Still in the Shire. Still in a place in which every blade of grass, every tree and rise and fall of the road speaks of familiarity and of predictability. The unexpected has no place in the Shire. Of all places in Middle-earth this is the one where the outlandish is where it should be; in the lands outside and beyond the borders. You would have thought that Frodo Baggins, of all hobbits, would have known that this was not true. The stories and actions of Bilbo, his friendship with Gandalf, and his own dealings with the world outside should have taught him that the world is not safe and predictable. As the poet, Louis Macneice put it (in a poem entitled, Snow, written in my parents in law’s house in Birmingham, England), “world is suddener than we fancy it”.

But that, of course, is the problem, even for Frodo. We fancy the world to be in a sense, on time. Not too late or we will make a complaint to the management. Nor too soon neither. Every event that departs from this ‘law’ we regard as abnormal. Except the abnormal keeps on happening. But this event is so abnormal that perhaps we could forgive Frodo. I think that the Powers do forgive him. He is not yet ready for this encounter and so Something prevents him from putting on the Ring, his life is saved, the Ring is not returned to its Maker and the world is not yet subjected to darkness.

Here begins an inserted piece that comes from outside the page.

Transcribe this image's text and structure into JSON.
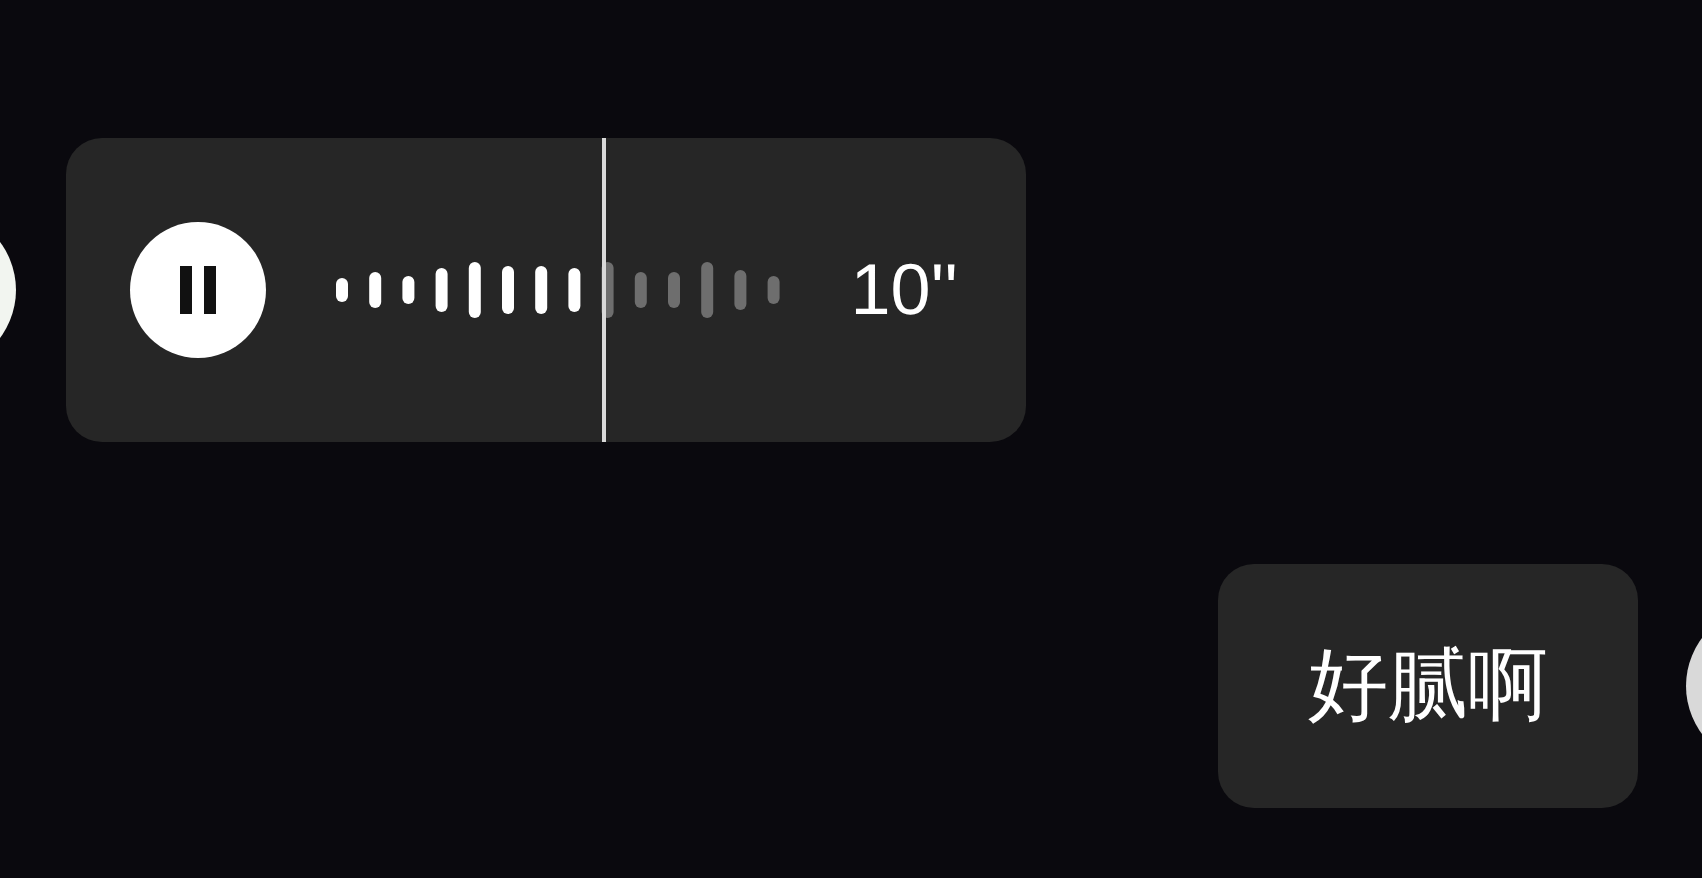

World is suddener than we fancy it

And Something brings him into contact with another power at work in the world, a power that even the Nazgûl are not quite ready to match themselves against. Not just yet, anyway. When the hobbits encounter the Nazgûl for the second time Frodo wants to put on the Ring once more but “this time it was stronger than before. So strong that before he realised what he was doing, his hand was groping in his pocket”. The Ring has only one desire and that is to return to its Master and Frodo is no match for it.

But “world is suddener… world is crazier and more of it than we think, incorrigibly plural” and in its glorious plurality a large company of High Elves just happens to be on the same stretch of road in the Shire as the hobbits, the Nazgûl and the Ring, at precisely that moment and, once more, Frodo and the world is saved.

Is this a writer’s tendency to allow a coincidence to occur in order to solve a problem with the plot? Or is it how this writer understands the world? I think that the latter is the case. Tolkien’s enchanted world, suddener, crazier, more of than we think, incorrigibly plural, is one in which powers are at work of which we are not usually aware. We might use the word, Providence, to describe these powers. You will remember how when Gandalf said that Bilbo was meant to have the Ring he spoke of “something else at work, beyond any design of the Ring-maker”. Tolkien was always reticent when it came to his Christian faith and his imaginative work, especially in The Lord of the Rings. He chose to know no more than the main characters in his story, who were the hobbits, except by implication. They must learn about the powers at work in the world just as we do. But the world is suddener, and in it there are High Elves, the eldest of the children of Ilúvatar, who see its suddenness, its craziness and plurality with perfect clarity. And they take the hobbits under their protection.

World is crazier and more of it than we think